If you have recovered from Covid 19 and are immune, your antibodies can act like a gift of immunity to patients who are ill and help them fight their infection. This is known as ‘passive immunisation’ and has been used in the past to treat other infections such as flu, diphtheria and Ebola.

Doctors in other countries have reported that a few very ill Covid-19 patients have probably benefited from treatment with Convalescent Plasma. Convalescent Plasma collected by the UK blood services will be used in clinical trials to try and see if it can be used to treat Covid-19.

At the moment, only donors aged 17-65 who have tested positive for Covid-19 and have been symptom free for 28 days, and meet our usual eligibility criteria, are able to donate Convalescent Plasma.
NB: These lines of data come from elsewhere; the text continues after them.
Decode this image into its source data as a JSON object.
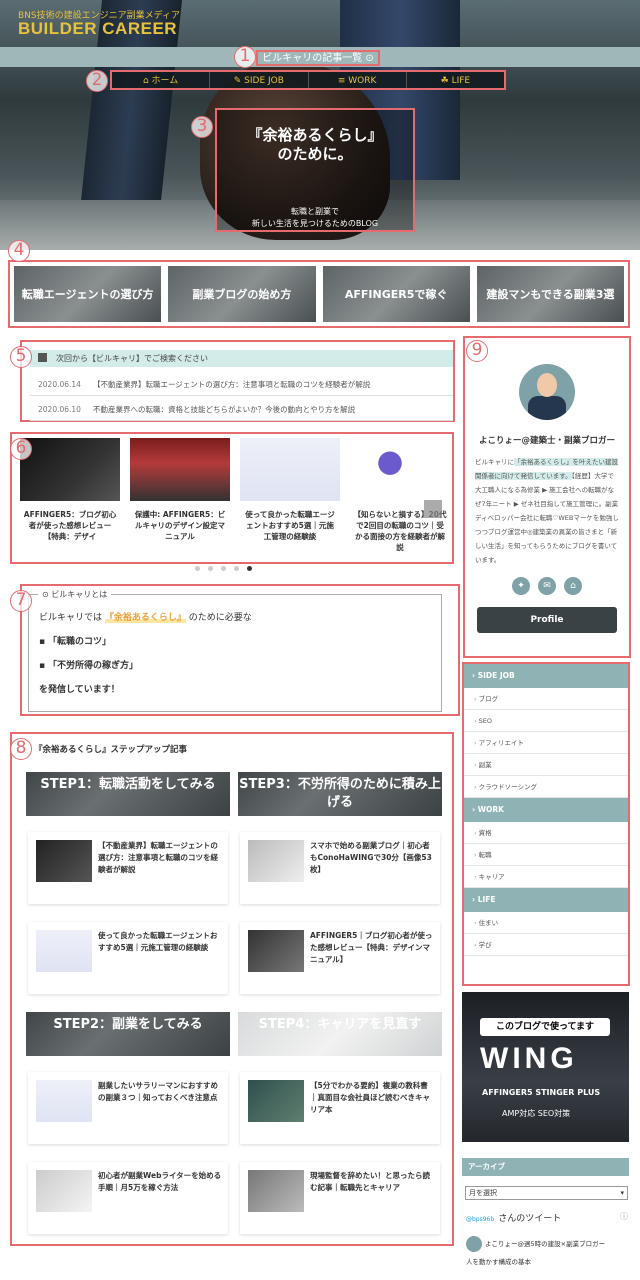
{
  "site": {
    "tagline": "BNS技術の建設エンジニア副業メディア",
    "logo": "BUILDER CAREER"
  },
  "topbar": {
    "link": "ビルキャリの記事一覧 ⊙"
  },
  "nav": {
    "items": [
      "⌂ ホーム",
      "✎ SIDE JOB",
      "≡ WORK",
      "☘ LIFE"
    ]
  },
  "hero": {
    "line1": "『余裕あるくらし』",
    "line2": "のために。",
    "sub1": "転職と副業で",
    "sub2": "新しい生活を見つけるためのBLOG"
  },
  "categories": [
    "転職エージェントの選び方",
    "副業ブログの始め方",
    "AFFINGER5で稼ぐ",
    "建設マンもできる副業3選"
  ],
  "news": {
    "header": "次回から【ビルキャリ】でご検索ください",
    "rows": [
      {
        "date": "2020.06.14",
        "text": "【不動産業界】転職エージェントの選び方：注意事項と転職のコツを経験者が解説"
      },
      {
        "date": "2020.06.10",
        "text": "不動産業界への転職：資格と技能どちらがよいか？今後の動向とやり方を解説"
      }
    ]
  },
  "carousel": [
    {
      "title": "AFFINGER5：ブログ初心者が使った感想レビュー【特典：デザイ"
    },
    {
      "title": "保護中: AFFINGER5：ビルキャリのデザイン設定マニュアル"
    },
    {
      "title": "使って良かった転職エージェントおすすめ5選｜元施工管理の経験談"
    },
    {
      "title": "【知らないと損する】20代で2回目の転職のコツ｜受かる面接の方を経験者が解説"
    }
  ],
  "about": {
    "label": "ビルキャリとは",
    "line1a": "ビルキャリでは",
    "line1b": "『余裕あるくらし』",
    "line1c": "のために必要な",
    "item1": "「転職のコツ」",
    "item2": "「不労所得の稼ぎ方」",
    "line2": "を発信しています！"
  },
  "steps": {
    "title": "『余裕あるくらし』ステップアップ記事",
    "headers": [
      "STEP1：転職活動をしてみる",
      "STEP3：不労所得のために積み上げる",
      "STEP2：副業をしてみる",
      "STEP4：キャリアを見直す"
    ],
    "cards": [
      "【不動産業界】転職エージェントの選び方：注意事項と転職のコツを経験者が解説",
      "スマホで始める副業ブログ｜初心者もConoHaWINGで30分【画像53枚】",
      "使って良かった転職エージェントおすすめ5選｜元施工管理の経験談",
      "AFFINGER5｜ブログ初心者が使った感想レビュー【特典：デザインマニュアル】",
      "副業したいサラリーマンにおすすめの副業３つ｜知っておくべき注意点",
      "【5分でわかる要約】複業の教科書｜真面目な会社員ほど読むべきキャリア本",
      "初心者が副業Webライターを始める手順｜月5万を稼ぐ方法",
      "現場監督を辞めたい！と思ったら読む記事｜転職先とキャリア"
    ]
  },
  "profile": {
    "name": "よこりょー@建築士・副業ブロガー",
    "bio_pre": "ビルキャリに",
    "bio_hl": "「余裕あるくらし」を叶えたい建設関係者に向けて発信しています。",
    "bio_post": "【経歴】大学で大工職人になる為修業 ▶ 施工会社への転職がなぜ7年ニート ▶ ゼネ社目指して施工管理に。副業ディベロッパー会社に転職♡WEBマーケを勉強しつつブログ運営中◎建築業の異業の皆さまと「新しい生活」を知ってもらうためにブログを書いています。",
    "button": "Profile"
  },
  "menu": {
    "sections": [
      {
        "title": "SIDE JOB",
        "items": [
          "ブログ",
          "SEO",
          "アフィリエイト",
          "副業",
          "クラウドソーシング"
        ]
      },
      {
        "title": "WORK",
        "items": [
          "資格",
          "転職",
          "キャリア"
        ]
      },
      {
        "title": "LIFE",
        "items": [
          "住まい",
          "学び"
        ]
      }
    ]
  },
  "banner": {
    "caption": "このブログで使ってます",
    "word": "WING",
    "line1": "AFFINGER5 STINGER PLUS",
    "line2": "AMP対応 SEO対策"
  },
  "archive": {
    "title": "アーカイブ",
    "select": "月を選択"
  },
  "twitter": {
    "handle": "@bps96b",
    "title": "さんのツイート",
    "user": "よこりょー@週5時の建設×副業ブロガー",
    "text": "人を動かす構成の基本"
  },
  "annotations": [
    "1",
    "2",
    "3",
    "4",
    "5",
    "6",
    "7",
    "8",
    "9"
  ]
}
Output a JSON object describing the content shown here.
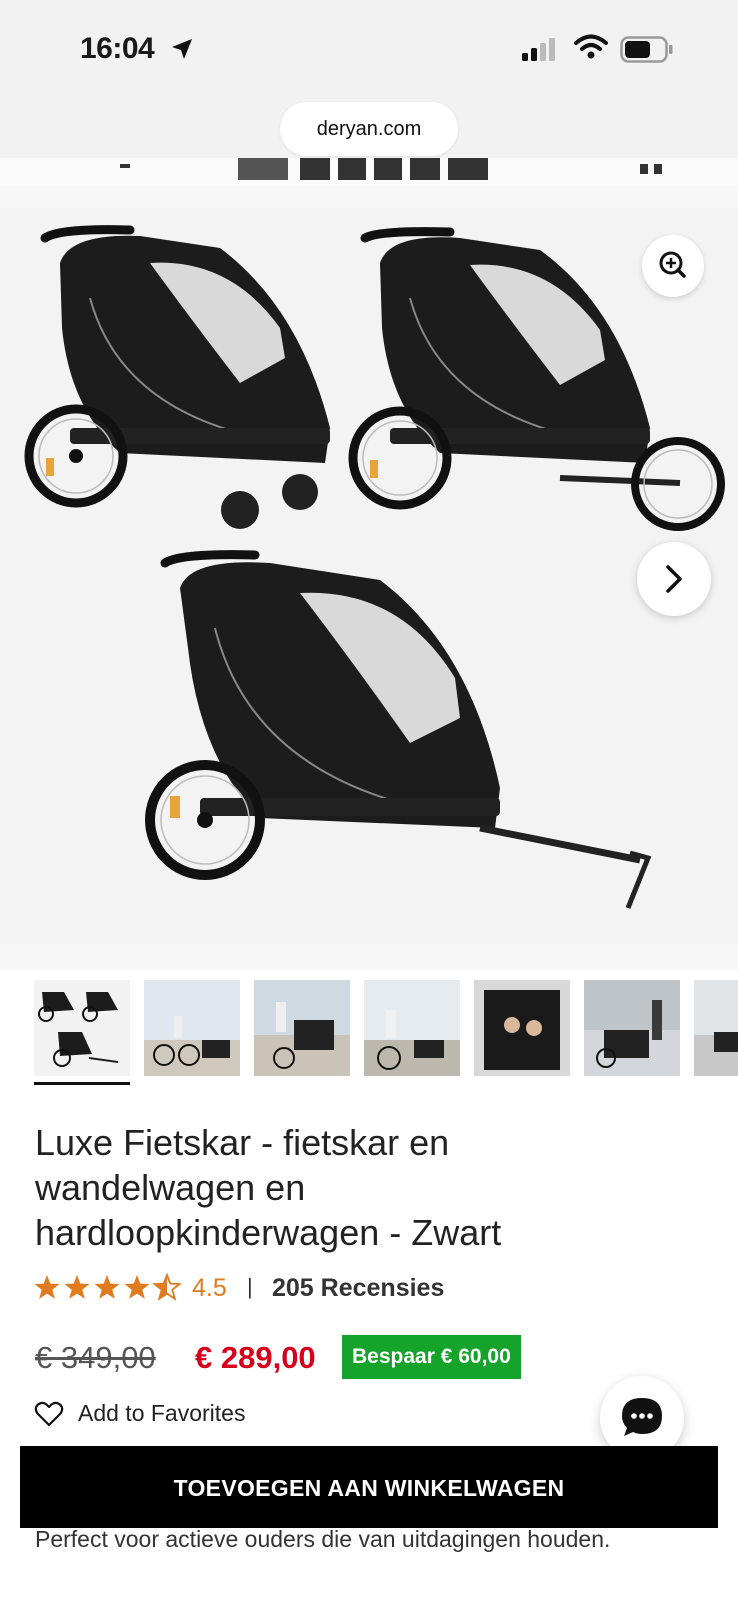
{
  "status_bar": {
    "time": "16:04"
  },
  "browser": {
    "url": "deryan.com"
  },
  "gallery": {
    "zoom_icon": "zoom-in-icon",
    "next_icon": "chevron-right-icon",
    "thumbnail_count": 7
  },
  "product": {
    "title": "Luxe Fietskar - fietskar en wandelwagen en hardloopkinderwagen - Zwart",
    "rating": {
      "stars": 4.5,
      "value_label": "4.5",
      "separator": "|",
      "reviews_label": "205 Recensies"
    },
    "old_price": "€ 349,00",
    "new_price": "€ 289,00",
    "save_badge": "Bespaar  € 60,00",
    "favorites_label": "Add to Favorites",
    "add_to_cart_label": "TOEVOEGEN AAN WINKELWAGEN",
    "tagline": "Perfect voor actieve ouders die van uitdagingen houden."
  },
  "colors": {
    "accent_star": "#e07b1f",
    "price_red": "#d6001c",
    "badge_green": "#16a32b",
    "button_black": "#000000"
  }
}
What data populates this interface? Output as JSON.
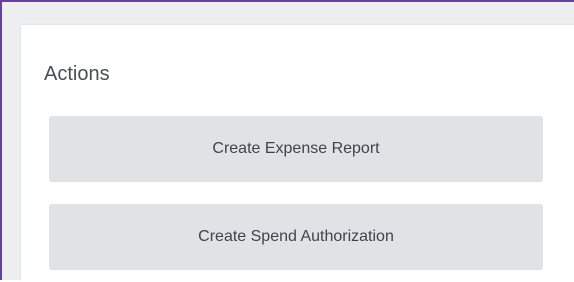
{
  "actions_panel": {
    "title": "Actions",
    "buttons": [
      {
        "label": "Create Expense Report"
      },
      {
        "label": "Create Spend Authorization"
      }
    ]
  },
  "colors": {
    "frame_border": "#6a3fa0",
    "button_background": "#dfe3e6",
    "text": "#3f4449"
  }
}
We are currently unable to take Convalescent Plasma from donors who have had suspected Covid-19 but were not tested.

No, the usual eligibility criteria still apply - if your haemoglobin is too low, for example, you won't be able to donate, or if you've recently had a tattoo, or if you take certain types of medications etc. We suggest that you have a look at our Can I Donate? page for an overview.

There are two methods of donating Convalescent Plasma: through whole blood donation and through plasma donation. At the moment, we are only taking Convalescent Plasma through whole blood donation, which means that as a donor, you give a completely normal blood donation, but it is processed differently in our laboratory. This also means your red blood cells can be used separately, and you will be able to give blood again in three months’ time.

In the future, we are also planning to take plasma-only donations. These use different machines, which separate your plasma and your red blood cells as you donate, and yield a greater amount of plasma. It is possible to donate this way more frequently than donating blood but you cannot donate blood whilst you are a plasma donor.

Donating Convalescent Plasma by whole blood takes the same amount of time as a normal blood donation which is around one hour in total. This includes screening, haemoglobin testing and actual donation. Giving Convalescent Plasma by plasmapheresis (when a special machine is used to separate plasma as you donate) takes longer, around 90 minutes in total.

Female Convalescent Plasma donors may have to give an extra blood sample, but all other additional tests will be able to come directly from the donation. There will also be an extra Convalescent Plasma consent form.

No - your medical records are private, and will be treated in confidence in exactly the same way as they are any time you come to give blood. As far as other donors are concerned, you will simply be another blood donor.

No - Convalescent Plasma donation is an entirely voluntary procedure and it is your choice whether you donate or not.

That's absolutely fine, just let us know and we will cancel or rearrange your appointment.

If you're donating Convalescent Plasma through whole blood donation, you are still donating your red blood cells, and these will be used to save or improve patient's lives. If you're donating Convalescent Plasma by plasmapheresis, you will be unable to donate whole blood at the same time.

No. Donating Convalescent Plasma involves some additional tests, processes and specific staff training (and a different machine, if you are donating plasma-only). This is more easily managed centrally at our donation centre in Belfast.

No, not at the moment. We are currently only taking Convalescent Plasma donations from donors who have had a positive COVID 19 test result.

If you think you meet the criteria to donate, please complete the online registration form. We will hold your details on record and may contact you when we begin Convalescent Plasma collection programme.